Declaring himself a “proud son of Charlotte” ready to create the building blocks for the city’s future growth, Anthony Foxx officially kicked off his campaign for mayor Thursday at West Charlotte High School.
His first-day goal was simple: Introduce himself to a city he has known since birth, but one that has changed substantially.
Despite voting overwhelmingly for Barack Obama, Charlotte has not elected a Democratic mayor in 22 years. Foxx, 37, seeks to replace Mayor Pat McCrory, who is stepping down after 14 years. His likely opponent is Republican and fellow council member John Lassiter.
Joan Martin, sister-in-law of former GOP Gov. Jim Martin, set the tone for the campaign kickoff with a biographical video that recounted Foxx’s life. Former Mayor Harvey Gantt introduced the candidate.
“I feel really good standing here this evening,” Gantt told the crowd, estimate between 150 and 200 people. “Here is a young man who grew up in this community, who went to school in this community, who went to college in this community, who understands this community, who has gotten the experience of serving on boards and committees and on our city council… He is ready to do this job.”

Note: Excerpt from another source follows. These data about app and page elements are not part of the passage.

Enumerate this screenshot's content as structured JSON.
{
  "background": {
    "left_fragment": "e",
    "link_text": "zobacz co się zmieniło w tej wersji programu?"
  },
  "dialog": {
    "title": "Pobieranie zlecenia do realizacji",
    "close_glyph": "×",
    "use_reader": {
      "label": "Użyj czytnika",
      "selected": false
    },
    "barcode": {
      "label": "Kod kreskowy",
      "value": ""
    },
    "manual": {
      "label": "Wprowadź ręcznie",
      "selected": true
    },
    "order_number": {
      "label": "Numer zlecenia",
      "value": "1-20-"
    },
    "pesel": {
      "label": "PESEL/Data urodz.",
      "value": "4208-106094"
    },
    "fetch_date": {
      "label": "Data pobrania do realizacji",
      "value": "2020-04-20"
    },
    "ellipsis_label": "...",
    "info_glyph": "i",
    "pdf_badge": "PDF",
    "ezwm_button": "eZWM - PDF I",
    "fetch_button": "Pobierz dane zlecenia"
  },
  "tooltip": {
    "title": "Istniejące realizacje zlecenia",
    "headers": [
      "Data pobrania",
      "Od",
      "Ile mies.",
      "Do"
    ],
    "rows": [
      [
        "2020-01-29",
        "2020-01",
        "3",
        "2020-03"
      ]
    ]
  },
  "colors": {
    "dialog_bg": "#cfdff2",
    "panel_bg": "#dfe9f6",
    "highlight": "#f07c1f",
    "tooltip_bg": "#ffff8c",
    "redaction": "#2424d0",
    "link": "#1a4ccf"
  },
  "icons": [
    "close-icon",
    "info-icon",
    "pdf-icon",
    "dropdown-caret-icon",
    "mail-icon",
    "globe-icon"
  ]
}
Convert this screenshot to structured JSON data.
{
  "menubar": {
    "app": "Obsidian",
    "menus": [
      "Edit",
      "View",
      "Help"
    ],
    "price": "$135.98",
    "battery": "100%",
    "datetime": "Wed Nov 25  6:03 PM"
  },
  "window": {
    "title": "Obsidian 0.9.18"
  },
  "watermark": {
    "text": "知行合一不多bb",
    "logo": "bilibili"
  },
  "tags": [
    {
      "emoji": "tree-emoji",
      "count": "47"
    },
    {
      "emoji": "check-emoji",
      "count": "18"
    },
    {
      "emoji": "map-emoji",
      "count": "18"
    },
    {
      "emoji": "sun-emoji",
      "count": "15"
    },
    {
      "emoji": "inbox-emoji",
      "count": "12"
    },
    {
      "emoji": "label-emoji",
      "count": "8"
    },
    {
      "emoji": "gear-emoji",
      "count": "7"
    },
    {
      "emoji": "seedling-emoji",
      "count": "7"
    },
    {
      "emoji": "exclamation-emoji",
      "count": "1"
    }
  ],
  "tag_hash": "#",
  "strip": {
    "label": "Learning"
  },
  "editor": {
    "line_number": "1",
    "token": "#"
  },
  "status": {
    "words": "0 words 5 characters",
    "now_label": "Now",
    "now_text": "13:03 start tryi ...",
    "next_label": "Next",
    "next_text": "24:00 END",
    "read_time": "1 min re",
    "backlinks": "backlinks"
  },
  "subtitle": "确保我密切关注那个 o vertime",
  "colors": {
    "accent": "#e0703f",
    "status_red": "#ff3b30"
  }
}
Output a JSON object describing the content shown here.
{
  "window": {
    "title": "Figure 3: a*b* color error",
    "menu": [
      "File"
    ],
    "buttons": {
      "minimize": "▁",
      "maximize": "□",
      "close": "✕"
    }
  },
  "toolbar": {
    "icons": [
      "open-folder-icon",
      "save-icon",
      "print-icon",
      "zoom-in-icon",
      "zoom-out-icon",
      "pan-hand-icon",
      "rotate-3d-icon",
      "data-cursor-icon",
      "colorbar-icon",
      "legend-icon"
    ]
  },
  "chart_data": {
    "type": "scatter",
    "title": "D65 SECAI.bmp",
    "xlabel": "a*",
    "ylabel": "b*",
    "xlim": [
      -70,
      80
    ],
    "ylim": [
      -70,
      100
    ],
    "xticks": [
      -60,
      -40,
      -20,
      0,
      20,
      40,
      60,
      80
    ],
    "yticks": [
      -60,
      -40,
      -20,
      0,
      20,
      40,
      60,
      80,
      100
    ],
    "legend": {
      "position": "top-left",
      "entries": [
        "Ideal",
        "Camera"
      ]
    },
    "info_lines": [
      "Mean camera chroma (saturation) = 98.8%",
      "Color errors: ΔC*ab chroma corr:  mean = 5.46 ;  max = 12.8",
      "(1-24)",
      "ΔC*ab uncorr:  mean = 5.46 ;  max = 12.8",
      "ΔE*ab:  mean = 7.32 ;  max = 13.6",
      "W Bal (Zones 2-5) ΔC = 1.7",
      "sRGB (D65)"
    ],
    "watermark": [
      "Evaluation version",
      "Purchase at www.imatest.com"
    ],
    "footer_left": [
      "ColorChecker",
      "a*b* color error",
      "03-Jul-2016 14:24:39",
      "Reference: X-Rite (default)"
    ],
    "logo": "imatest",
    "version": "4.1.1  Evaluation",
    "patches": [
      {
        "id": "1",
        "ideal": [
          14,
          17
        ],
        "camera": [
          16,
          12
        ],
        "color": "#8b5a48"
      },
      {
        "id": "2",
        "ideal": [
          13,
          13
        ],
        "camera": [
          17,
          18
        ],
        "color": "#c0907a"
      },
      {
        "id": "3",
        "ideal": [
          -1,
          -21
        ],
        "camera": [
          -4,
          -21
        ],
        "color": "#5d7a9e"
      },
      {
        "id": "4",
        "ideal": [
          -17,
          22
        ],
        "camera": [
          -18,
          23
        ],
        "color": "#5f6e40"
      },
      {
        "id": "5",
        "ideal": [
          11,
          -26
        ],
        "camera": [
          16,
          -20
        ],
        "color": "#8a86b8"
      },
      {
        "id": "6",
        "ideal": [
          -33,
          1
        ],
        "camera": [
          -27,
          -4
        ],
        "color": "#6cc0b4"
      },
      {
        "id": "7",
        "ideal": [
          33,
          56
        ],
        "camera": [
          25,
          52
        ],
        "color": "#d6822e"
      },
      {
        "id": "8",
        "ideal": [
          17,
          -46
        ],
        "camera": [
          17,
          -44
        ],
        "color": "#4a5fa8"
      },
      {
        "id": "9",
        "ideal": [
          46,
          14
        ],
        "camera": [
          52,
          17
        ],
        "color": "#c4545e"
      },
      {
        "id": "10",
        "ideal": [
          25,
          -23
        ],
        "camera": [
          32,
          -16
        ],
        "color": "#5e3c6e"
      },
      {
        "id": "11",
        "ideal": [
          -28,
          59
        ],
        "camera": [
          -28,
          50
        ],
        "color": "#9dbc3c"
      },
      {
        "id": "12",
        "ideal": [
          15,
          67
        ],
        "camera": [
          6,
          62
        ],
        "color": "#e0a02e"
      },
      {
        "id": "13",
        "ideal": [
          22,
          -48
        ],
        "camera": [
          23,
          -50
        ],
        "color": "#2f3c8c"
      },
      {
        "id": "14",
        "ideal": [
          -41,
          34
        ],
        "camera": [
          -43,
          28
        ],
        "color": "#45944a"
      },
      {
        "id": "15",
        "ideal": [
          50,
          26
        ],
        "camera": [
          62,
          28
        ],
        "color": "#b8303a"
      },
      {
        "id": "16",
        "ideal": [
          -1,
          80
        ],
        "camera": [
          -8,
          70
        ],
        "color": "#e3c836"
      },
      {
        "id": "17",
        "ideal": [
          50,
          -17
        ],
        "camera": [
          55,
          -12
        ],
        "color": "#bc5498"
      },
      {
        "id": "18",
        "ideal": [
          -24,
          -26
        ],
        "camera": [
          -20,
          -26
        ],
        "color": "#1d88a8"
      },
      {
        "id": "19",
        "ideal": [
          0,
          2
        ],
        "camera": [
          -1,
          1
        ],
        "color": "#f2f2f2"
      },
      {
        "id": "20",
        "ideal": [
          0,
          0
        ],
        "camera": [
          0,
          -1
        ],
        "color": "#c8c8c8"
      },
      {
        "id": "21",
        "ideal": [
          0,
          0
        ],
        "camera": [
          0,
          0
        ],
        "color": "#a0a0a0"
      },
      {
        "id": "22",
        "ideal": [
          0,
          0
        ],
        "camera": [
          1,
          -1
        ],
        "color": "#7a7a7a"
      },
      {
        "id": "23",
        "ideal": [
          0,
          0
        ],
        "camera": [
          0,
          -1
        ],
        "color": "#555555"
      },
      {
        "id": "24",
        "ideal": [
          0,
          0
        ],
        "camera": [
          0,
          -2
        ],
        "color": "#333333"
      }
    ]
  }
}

Foxx was short on specifics, but talked of his “unlikely story” — being born less than a mile from West Charlotte High to a 19-year-old mother, being raised by grandparents and educated in Charlotte-Mecklenburg Schools, attending Davidson College, earning a law degree, working in all three branches of federal government and being elected to city council.
“My family passed along the values that had been the bedrock of Charlotte families for generations: hard work, faith, self-reliance and personal responsibilities,” he said.
He also recounted how visionary leaders helped guide Charlotte through a difficult past, whether during the Great Depression or while quietly breaking down racial segregation laws that ripped apart other Southern cities.
“Those leaders understood the power of pulling together for the common good,” he said.
As the city now faces an economic recession and new challenges related to growth, Foxx said Charlotte again needs visionary leadership.
“I say the secret to our future is really in our past,” he said, “our capacity to envision the possibilities for Charlotte.”
Gantt, the city’s first and only African American to serve as mayor, told Qcitymetro after the event that Foxx will have a tough challenge but predicted victory.
“Democrats in the community proved that they can put people in office,” he said. “They’ve been proving it for years. I guess the zenith of that was last year, with the Obama election and all the other people who got dragged along. I think Anthony Foxx can continue that momentum and that direction.”
Asked if he believed the Obama victory would carry over to the Foxx campaign, Gantt said the effect would be limited.
“This is a local race,” he said. “Local issues will take precedence. How these candidates reach out to the public here probably is going to be the key thing. He (Foxx) can build on that (Obama) energy, but he’s going to have to run his own campaign.”